In the four centuries or so since the first operas were written, operatic stories have been inspired by an astonishing array of literary sources -- from Nordic legends and Greek classics, to romance novels and historical fiction.

Still, there's one composer who may win the prize for operas based on wide-ranging sources. In 1920, Leos Janacek turned to science fiction for his opera The Excursions of Mr. Broucek, setting one of its scenes on the moon, where the local residents turn out to be fussy, art aficionados. Another of his operas, The Makropulos Case, is a sort time travel story, in which a magic formula lets the main character live for hundreds of years. But when it comes to unorthodox subject matter, Janacek may have outdone even himself with The Cunning Little Vixen, basing it on what was essentially a comic strip.

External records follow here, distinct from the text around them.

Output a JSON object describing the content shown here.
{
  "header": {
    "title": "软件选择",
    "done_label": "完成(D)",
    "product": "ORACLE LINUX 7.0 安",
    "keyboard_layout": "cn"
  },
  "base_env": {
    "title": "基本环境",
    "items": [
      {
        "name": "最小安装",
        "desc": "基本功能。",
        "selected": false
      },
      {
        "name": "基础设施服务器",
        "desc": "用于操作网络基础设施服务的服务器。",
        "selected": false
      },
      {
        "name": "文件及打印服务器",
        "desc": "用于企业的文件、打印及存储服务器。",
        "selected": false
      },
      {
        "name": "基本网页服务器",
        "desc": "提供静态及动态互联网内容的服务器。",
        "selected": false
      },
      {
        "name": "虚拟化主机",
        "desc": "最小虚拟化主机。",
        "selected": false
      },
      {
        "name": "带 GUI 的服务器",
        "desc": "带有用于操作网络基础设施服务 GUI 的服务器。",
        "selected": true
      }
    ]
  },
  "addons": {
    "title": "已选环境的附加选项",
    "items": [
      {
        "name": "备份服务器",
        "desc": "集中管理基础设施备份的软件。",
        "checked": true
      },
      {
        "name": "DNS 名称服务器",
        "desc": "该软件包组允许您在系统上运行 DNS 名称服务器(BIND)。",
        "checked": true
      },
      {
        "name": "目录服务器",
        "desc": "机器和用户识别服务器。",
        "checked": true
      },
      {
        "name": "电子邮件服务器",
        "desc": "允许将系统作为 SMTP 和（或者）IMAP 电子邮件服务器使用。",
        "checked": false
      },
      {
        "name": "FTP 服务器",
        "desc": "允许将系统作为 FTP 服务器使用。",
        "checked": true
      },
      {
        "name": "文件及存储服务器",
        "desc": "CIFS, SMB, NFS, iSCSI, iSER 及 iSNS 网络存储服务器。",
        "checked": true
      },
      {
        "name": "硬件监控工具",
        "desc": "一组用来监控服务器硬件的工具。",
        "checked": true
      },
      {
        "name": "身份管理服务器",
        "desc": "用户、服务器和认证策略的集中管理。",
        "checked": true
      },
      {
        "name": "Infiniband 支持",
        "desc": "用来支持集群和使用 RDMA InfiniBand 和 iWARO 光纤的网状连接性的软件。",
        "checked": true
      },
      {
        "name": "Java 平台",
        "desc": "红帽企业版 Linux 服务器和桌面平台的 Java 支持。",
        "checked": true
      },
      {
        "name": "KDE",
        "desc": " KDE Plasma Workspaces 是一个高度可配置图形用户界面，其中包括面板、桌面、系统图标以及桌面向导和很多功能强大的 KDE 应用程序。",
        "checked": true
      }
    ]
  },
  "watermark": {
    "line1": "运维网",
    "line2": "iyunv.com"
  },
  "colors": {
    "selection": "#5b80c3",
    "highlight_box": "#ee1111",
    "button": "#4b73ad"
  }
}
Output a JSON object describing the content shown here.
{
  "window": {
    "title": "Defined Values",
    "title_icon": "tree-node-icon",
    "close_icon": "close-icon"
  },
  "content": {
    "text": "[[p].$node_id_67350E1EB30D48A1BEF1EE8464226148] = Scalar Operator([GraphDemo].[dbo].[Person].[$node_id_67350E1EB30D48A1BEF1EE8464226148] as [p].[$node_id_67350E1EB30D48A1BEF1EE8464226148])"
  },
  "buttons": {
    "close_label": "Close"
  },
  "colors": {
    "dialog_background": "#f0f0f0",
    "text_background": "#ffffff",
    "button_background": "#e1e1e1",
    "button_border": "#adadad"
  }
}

These days, with Hollywood churning out big budget movies based on comic book characters such as Iron Man, the Silver Surfer and the Incredible Hulk, a comics-based opera about a cute little fox may sound a bit tame. But in its day, Janacek's opera did stick out as something different -- and actually, it still is.

The composer got the idea for his Vixen from a serialized newspaper story, with drawings, detailing the adventures of a clever fox cub. She's captured by the local Forester, grows up on his farm, and then escapes back to the woods to raise a family. It sounds simple but Janáček, who wrote his own text, has much to say about the connections between people and animals, and the cyclical nature of life and death.

So, instead of regal kings and consumptive heroines, this opera stars badgers, dogs, chickens and frogs, with bit parts for a flurry of other curious critters -- and even a handful of humans. Along the way they tell a gently cautionary tale that's charming, frightening, tragic -- and in the end, life-affirming.

On World of Opera, Lisa Simeone presents Janacek's The Cunning Little Vixen in a production from the Maggio Musicale in Florence, led by conductor Seiji Ozawa. The stars include soprano Isabel Bayrakdarian as the Vixen, baritone Quinn Kelsey as the Forester and soprano Lauren Curnow as the Fox.

See the previous edition of World of Opera or the full archive.

Copyright 2023 NPR. To see more, visit https://www.npr.org.

Bruce Scott
Bruce Scott is supervising producer of World of Opera. He also produces NPR's long-running, annual special Chanukah Lights, with Susan Stamberg and Murray Horwitz.
Tom Huizenga
Tom Huizenga is a producer for NPR Music. He contributes a wide range of stories about classical music to NPR's news programs and is the classical music reviewer for All Things Considered. He appears regularly on NPR Music podcasts and founded NPR's classical music blog Deceptive Cadence in 2010.